* DIRECTIONS *
Report the number of lines below in which the word "username" occurs. Nothing else is needed.

* EXTRACTED RECORDS *
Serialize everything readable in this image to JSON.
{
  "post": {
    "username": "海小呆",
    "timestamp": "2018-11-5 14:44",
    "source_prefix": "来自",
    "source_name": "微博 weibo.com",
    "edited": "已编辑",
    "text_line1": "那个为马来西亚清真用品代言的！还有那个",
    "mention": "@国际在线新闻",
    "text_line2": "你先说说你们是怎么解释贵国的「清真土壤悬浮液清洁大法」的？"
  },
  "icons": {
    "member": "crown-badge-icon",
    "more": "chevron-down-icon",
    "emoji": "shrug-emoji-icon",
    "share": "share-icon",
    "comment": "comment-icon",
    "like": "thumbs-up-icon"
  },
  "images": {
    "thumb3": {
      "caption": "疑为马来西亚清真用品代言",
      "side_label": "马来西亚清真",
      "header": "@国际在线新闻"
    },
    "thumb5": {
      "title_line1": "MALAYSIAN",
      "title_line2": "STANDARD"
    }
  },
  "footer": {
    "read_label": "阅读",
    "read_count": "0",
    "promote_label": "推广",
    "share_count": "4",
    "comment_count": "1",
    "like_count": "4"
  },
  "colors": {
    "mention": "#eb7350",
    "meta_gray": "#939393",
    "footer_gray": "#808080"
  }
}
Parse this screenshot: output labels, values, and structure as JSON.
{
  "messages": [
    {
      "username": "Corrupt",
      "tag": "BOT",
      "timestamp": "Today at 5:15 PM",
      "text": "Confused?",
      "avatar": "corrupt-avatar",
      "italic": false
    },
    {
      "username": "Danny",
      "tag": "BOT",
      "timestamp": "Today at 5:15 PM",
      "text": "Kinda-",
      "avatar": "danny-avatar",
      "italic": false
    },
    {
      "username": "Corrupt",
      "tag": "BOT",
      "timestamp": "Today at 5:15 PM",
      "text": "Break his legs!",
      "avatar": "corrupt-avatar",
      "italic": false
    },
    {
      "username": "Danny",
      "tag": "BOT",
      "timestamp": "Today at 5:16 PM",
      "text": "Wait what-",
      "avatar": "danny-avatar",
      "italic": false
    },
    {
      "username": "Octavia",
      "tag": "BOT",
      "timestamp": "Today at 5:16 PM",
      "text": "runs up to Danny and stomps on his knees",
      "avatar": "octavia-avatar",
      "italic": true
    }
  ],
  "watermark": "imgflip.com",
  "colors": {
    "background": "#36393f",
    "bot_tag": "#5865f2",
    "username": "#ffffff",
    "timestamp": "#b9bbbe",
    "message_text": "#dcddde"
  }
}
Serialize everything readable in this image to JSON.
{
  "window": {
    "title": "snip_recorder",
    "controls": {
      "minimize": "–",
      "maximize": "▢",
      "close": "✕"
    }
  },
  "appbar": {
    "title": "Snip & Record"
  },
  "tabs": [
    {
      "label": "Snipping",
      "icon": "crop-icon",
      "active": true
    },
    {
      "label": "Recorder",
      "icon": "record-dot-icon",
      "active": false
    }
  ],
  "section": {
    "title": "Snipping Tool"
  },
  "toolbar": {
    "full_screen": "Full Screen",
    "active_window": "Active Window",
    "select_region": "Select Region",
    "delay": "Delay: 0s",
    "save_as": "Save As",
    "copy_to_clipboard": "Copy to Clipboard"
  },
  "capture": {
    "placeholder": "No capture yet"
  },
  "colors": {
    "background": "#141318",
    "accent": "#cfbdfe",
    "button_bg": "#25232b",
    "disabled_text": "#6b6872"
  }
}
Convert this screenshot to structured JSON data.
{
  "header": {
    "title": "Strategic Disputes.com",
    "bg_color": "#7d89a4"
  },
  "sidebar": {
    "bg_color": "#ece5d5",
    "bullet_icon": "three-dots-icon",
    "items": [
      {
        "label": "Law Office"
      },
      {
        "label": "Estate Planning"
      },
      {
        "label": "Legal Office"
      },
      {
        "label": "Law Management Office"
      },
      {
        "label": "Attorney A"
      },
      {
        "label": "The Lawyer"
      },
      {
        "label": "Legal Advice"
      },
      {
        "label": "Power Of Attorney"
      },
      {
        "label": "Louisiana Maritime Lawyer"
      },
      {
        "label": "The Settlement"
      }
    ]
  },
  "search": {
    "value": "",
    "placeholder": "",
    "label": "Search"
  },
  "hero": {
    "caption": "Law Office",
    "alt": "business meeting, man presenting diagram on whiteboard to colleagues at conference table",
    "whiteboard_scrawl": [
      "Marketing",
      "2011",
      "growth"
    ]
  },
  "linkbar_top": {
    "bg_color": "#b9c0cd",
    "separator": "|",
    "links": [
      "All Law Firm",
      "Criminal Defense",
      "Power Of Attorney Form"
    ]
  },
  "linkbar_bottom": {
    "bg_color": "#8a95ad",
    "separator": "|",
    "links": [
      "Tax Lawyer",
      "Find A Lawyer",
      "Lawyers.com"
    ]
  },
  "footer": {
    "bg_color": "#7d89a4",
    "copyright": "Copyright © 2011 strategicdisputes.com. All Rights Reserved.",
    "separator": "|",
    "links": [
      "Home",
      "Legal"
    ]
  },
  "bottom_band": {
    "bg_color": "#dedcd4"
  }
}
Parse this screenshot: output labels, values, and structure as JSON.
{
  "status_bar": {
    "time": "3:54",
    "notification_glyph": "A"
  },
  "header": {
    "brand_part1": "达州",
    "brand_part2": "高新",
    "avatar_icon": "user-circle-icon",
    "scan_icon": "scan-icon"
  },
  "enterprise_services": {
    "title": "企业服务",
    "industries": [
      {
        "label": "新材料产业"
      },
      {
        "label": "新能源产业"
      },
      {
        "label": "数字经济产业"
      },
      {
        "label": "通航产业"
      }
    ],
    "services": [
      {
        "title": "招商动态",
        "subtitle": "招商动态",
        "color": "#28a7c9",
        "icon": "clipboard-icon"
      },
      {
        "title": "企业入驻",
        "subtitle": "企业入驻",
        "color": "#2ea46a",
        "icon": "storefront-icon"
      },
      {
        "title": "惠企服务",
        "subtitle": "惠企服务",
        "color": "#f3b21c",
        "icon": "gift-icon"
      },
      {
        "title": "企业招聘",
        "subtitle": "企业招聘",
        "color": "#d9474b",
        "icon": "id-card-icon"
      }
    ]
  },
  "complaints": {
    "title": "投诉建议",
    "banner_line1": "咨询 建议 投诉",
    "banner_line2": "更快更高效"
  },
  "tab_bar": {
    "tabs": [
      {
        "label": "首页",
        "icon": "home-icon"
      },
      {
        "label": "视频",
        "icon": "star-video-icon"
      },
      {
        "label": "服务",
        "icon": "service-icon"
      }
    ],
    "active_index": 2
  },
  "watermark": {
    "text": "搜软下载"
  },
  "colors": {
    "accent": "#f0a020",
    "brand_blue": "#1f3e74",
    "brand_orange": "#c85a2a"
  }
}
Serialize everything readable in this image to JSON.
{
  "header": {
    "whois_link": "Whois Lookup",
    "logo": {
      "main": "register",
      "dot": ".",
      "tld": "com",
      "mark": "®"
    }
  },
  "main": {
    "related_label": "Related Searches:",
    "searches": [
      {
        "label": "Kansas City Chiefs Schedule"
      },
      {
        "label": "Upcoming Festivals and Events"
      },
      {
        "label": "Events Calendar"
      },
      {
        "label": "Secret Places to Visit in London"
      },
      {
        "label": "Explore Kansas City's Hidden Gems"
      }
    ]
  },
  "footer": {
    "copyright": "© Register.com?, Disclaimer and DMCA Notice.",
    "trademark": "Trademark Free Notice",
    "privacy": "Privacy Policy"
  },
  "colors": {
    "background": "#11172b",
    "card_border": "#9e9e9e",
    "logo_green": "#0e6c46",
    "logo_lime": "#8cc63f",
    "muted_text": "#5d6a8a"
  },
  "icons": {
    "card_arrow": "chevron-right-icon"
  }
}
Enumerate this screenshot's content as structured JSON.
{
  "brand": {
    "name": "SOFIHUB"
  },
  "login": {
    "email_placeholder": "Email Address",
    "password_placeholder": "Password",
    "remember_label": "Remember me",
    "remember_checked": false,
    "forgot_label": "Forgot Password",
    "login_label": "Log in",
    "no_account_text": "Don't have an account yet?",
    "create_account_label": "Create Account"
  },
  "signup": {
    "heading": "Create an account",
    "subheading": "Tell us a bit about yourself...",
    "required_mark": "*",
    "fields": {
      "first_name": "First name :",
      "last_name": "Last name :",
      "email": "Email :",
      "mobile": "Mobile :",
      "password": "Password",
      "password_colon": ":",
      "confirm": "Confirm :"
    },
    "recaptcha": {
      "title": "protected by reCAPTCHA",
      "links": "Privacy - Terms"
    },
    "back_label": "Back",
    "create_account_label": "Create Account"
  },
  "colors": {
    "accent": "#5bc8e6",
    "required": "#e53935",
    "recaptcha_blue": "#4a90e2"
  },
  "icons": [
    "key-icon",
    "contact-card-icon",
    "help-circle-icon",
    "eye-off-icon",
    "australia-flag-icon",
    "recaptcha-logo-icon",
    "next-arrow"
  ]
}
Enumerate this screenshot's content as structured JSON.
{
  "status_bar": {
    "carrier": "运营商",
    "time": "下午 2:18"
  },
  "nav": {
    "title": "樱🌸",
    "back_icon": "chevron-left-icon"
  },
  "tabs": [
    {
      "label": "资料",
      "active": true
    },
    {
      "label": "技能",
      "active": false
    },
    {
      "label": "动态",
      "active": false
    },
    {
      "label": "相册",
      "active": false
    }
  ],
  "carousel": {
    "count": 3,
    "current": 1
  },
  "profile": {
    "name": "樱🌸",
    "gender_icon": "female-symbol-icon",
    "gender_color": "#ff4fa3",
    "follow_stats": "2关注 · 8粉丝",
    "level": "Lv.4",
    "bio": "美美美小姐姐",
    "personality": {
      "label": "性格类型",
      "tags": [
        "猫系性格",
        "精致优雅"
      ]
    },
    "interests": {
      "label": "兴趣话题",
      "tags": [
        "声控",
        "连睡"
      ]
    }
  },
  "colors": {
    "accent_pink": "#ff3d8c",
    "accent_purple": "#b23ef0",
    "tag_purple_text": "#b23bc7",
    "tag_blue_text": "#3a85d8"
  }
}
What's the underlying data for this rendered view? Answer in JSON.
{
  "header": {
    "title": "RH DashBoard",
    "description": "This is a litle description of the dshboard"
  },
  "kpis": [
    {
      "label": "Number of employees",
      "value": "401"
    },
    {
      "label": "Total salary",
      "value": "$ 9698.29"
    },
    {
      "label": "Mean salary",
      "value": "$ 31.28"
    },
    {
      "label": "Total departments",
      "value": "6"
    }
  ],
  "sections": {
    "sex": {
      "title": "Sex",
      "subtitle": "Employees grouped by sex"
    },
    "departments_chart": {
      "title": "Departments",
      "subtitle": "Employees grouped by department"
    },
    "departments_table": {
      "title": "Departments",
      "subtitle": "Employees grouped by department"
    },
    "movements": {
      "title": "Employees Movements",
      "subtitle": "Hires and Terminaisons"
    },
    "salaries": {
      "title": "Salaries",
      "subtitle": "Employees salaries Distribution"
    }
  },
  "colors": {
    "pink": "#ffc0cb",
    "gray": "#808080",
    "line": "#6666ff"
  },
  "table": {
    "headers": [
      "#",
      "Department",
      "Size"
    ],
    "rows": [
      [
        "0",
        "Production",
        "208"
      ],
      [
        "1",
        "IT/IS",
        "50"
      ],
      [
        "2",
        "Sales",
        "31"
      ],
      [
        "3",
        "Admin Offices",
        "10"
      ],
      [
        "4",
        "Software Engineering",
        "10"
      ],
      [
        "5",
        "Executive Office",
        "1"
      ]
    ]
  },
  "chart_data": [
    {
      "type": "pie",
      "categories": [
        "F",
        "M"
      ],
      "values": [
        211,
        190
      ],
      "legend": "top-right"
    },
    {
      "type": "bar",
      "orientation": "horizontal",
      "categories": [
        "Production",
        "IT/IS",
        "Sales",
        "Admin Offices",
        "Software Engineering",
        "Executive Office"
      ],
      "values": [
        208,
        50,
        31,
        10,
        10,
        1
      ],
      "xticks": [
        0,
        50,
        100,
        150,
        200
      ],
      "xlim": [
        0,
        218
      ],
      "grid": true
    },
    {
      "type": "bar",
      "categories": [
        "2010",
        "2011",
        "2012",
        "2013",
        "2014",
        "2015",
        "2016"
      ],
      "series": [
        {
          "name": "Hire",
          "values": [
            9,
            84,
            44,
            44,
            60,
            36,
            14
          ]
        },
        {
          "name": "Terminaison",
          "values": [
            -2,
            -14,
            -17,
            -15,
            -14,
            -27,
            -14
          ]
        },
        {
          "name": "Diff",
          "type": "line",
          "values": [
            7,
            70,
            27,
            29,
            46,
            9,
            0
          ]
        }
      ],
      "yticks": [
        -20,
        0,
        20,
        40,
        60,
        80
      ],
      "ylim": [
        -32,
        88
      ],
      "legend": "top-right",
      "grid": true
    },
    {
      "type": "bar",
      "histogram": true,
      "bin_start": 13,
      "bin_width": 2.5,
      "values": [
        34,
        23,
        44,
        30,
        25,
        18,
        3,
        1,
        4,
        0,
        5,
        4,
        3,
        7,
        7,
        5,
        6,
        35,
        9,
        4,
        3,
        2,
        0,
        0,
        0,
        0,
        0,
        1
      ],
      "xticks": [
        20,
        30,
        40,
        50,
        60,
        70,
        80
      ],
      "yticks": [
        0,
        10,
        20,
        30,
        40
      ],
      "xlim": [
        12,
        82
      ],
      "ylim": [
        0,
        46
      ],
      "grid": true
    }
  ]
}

* RESULT OF THE TASK *
7